Harvey

People walk in heavy rain as they evacuate floodwaters from Tropical Storm Harvey on Sunday, Aug. 27, 2017, in Houston. The remnants of Hurricane Harvey sent devastating floods pouring into Houston Sunday as rising water chased thousands of people to rooftops or higher ground.

AP photo by Charlie Riedel

The Texas state motto is friendship.

That’s what we’ve usually felt with our big neighbor to the west.

It’s certainly what we feel at times like these.

Twelve years ago last week, when Hurricane Katrina devastated south Louisiana, Houston’s Astrodome served as a refuge for many of our flooded-out citizens, our huddled masses who had lost everything. Last August, when flood waters devastated the Baton Rouge area, Texans raised money for flood relief and came here to help clean up the damage.

Now it’s our turn.

LSU’s football team almost certainly isn’t going to Houston for its season opener Saturday against BYU (more on that later) because of the unprecedented flooding caused by Hurricane Harvey. But one of our other teams we’re mighty proud of is heading across the border.

The Cajun Navy is coming, folks. A fleet of bass boats and other watercraft is about to descend on the Bayou City. Godspeed to all our big-hearted outdoorsmen and women, who are about to prove once again that in our politically fractured country we can still come together when people need help the most.

We’re not going to escape Harvey’s wrath in Louisiana, either. All of south Louisiana is in for inches and inches of rain, though hopefully not the feet of it that have and will fall on south Texas. Hopefully we won’t need part of our “navy” back to help in Lake Charles or Cameron or closer to home in Baton Rouge, New Orleans or Lafayette.

The point is we’re all in this together. We help you when we can, and you help us when you can.

The images coming out of Texas may elicit compassionate shakes of the head in Chicago or Denver or Pittsburgh. That’s OK, as long as they’re accompanied by fingers tapping out some donations to the Red Cross and other charities on their cell phones.

But we see people wading through waist deep water from a hurricane and we know first hand what that’s like. We see a hole someone had to chop through their roof with an ax to escape with their lives, and we know what that’s like, too.

Though NRG Stadium, the site of Saturday’s scheduled first football meeting between the Tigers and Cougars, so far seems to have fared well from the storm, there are lots of signs that say it’s not time for a game there.

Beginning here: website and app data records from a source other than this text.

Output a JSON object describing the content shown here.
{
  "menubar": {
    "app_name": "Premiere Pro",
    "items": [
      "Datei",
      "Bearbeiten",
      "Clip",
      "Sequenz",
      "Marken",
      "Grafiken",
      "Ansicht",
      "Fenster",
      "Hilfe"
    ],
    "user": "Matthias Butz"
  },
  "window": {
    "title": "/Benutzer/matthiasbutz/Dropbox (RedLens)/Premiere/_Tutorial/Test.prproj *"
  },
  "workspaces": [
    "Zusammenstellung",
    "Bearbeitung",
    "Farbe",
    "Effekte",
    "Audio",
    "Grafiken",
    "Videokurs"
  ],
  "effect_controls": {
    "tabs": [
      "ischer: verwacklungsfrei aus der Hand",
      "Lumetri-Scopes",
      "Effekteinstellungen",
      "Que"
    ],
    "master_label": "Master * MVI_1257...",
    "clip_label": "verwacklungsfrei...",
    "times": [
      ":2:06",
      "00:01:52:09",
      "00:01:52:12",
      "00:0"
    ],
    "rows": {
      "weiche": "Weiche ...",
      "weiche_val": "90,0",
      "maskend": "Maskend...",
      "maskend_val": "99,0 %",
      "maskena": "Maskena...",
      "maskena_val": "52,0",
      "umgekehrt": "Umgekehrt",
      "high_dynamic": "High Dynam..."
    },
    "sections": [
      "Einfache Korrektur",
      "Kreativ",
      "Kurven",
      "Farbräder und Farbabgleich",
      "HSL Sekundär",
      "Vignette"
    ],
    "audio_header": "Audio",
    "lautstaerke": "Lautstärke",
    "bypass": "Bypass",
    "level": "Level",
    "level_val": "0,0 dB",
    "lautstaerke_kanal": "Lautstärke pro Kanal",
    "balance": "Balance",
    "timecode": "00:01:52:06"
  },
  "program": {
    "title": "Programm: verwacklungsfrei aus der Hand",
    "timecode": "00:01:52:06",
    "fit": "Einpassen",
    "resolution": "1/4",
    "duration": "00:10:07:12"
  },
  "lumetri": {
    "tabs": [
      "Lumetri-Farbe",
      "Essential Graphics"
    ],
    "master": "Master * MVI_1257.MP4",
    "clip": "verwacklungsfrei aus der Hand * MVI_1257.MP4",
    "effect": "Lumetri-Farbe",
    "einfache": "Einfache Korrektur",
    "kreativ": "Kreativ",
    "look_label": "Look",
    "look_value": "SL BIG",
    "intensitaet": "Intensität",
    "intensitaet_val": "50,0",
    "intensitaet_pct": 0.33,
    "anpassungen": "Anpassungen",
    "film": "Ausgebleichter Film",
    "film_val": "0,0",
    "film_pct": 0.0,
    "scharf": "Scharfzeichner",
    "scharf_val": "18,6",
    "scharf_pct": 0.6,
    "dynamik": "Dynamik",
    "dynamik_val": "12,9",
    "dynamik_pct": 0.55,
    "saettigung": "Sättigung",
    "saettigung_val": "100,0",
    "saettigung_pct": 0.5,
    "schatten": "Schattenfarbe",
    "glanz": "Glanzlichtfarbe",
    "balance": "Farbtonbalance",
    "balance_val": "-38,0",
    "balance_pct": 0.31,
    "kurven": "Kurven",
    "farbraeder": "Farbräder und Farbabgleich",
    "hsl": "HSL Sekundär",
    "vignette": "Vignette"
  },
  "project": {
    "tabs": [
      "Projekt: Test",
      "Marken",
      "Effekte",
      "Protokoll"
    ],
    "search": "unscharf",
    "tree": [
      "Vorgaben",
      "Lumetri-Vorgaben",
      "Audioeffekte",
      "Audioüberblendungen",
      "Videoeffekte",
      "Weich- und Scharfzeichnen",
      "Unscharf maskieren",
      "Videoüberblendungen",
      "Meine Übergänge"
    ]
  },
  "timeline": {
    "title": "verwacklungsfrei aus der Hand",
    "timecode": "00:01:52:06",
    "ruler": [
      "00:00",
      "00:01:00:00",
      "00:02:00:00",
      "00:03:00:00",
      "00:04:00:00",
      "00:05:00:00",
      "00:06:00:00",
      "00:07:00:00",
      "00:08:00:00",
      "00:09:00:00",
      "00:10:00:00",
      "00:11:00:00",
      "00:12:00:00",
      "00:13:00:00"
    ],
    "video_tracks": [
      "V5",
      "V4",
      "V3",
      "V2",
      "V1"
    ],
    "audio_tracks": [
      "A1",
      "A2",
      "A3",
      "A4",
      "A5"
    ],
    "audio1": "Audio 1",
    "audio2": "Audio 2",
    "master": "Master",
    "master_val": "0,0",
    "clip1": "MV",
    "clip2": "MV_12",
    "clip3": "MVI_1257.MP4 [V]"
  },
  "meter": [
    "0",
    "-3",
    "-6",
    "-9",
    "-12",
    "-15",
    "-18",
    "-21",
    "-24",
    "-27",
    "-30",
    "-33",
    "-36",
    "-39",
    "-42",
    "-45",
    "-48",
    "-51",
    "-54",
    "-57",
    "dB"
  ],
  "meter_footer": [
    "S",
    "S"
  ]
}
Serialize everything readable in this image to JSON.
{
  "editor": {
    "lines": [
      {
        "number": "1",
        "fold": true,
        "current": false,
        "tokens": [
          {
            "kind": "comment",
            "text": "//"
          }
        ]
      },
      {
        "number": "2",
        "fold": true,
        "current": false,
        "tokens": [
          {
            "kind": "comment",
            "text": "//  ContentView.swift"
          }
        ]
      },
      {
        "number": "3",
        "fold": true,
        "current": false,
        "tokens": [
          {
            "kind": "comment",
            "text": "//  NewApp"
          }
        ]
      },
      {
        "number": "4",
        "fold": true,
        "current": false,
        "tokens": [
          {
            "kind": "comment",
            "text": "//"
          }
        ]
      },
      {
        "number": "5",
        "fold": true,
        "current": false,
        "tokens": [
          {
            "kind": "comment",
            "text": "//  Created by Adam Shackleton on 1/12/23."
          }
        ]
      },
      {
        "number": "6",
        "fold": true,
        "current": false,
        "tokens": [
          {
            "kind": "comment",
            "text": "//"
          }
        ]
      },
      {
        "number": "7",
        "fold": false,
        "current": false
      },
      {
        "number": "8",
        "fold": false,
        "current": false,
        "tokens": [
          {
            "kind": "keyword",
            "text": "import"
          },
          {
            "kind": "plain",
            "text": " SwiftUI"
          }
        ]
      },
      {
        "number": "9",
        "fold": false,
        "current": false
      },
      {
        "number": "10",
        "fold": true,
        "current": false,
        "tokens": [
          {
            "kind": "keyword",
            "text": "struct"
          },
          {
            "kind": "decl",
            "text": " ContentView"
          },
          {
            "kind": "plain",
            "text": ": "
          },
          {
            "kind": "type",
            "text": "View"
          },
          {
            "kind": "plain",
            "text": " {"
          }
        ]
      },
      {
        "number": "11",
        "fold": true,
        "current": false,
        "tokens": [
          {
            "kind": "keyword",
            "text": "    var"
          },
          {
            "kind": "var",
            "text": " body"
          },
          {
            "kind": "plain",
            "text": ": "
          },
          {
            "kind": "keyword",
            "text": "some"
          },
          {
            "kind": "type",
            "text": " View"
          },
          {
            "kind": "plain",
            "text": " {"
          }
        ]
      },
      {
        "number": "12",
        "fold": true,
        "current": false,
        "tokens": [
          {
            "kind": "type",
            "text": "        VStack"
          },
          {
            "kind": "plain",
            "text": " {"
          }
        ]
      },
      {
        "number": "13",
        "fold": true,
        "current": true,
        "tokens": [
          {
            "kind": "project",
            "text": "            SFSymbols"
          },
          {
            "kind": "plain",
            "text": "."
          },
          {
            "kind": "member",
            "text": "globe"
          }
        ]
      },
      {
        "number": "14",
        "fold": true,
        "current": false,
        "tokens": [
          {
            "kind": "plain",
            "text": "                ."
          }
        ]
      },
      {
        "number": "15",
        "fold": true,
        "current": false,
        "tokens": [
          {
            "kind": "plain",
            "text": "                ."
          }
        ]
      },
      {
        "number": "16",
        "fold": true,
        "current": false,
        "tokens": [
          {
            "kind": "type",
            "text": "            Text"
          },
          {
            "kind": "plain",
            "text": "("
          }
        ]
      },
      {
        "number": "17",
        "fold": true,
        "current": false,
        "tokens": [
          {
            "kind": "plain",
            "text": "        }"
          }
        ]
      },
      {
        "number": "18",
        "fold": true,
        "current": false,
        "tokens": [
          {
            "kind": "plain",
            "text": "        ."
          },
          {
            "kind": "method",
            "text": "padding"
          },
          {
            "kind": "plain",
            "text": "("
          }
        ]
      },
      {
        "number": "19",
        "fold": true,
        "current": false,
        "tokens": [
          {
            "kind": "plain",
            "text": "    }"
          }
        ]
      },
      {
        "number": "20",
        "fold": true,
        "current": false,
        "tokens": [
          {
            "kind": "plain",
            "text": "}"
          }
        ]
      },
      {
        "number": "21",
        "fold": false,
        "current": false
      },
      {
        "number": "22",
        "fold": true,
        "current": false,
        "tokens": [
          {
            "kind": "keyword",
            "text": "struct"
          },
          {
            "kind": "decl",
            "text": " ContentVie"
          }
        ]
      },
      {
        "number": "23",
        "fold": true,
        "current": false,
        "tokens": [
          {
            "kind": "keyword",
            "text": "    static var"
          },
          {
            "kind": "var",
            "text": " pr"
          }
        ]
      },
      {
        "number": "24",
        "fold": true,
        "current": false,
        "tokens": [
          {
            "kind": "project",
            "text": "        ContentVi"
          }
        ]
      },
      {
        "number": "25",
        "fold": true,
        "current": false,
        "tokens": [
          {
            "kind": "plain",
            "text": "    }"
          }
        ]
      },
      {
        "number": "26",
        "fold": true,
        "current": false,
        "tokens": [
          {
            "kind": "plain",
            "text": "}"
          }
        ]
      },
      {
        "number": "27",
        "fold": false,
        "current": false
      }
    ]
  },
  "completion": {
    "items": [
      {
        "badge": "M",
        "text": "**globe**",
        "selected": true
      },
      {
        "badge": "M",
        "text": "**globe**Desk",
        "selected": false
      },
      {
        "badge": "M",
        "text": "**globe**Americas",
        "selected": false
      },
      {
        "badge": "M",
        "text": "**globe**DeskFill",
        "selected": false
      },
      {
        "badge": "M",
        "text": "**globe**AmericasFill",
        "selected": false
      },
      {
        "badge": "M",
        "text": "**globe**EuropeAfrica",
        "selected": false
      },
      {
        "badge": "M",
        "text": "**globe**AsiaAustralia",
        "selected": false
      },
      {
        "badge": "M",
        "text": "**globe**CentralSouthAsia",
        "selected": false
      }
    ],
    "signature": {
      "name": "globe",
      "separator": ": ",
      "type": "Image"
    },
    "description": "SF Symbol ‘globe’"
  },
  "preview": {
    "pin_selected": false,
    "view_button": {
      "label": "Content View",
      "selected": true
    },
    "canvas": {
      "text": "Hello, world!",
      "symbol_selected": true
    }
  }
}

Streets around the stadium that many Louisianans know well, like Kirby Drive or Fannin Street which bracket the NRG campus, are under water. I was watching CNN on Sunday afternoon as a reporter interviewed a woman rescued from the Omni Houston Hotel. She said floodwater from Buffalo Bayou, which backs up to the hotel north of the Galleria and courses all the way across Houston, had flooded the hotel up to the second floor.

The Omni is where LSU was scheduled to stay for the BYU game. It’s where the Tigers headquartered for their game in 2014 against Wisconsin in Houston as well.

SMG vice president Doug Thornton estimated it takes about 3,000 workers to pull off a game at an NFL-type venue like NRG Stadium or the Mercedes-Benz Superdome. Many of that number who would work the LSU-BYU game are almost certain to be refugees from the storm, pushed out of their homes and days or weeks from being able to return.

The LSU-BYU game needs to be played. LSU does not need to lose a game off its schedule for the third straight year, after the McNeese State game was canceled in 2015 and the Florida game replaced South Alabama last year. But it doesn’t need to be played in Houston. Hopefully by Saturday it will be a welcomed diversion for folks in Texas (many of them LSU fans and alumni) when it’s played somewhere else, whether it’s in Tiger Stadium or the Superdome or another venue.

For now, the word is not football but rescue. It’s help.

It’s friendship.

Follow Scott Rabalais on Twitter, @RabalaisAdv.​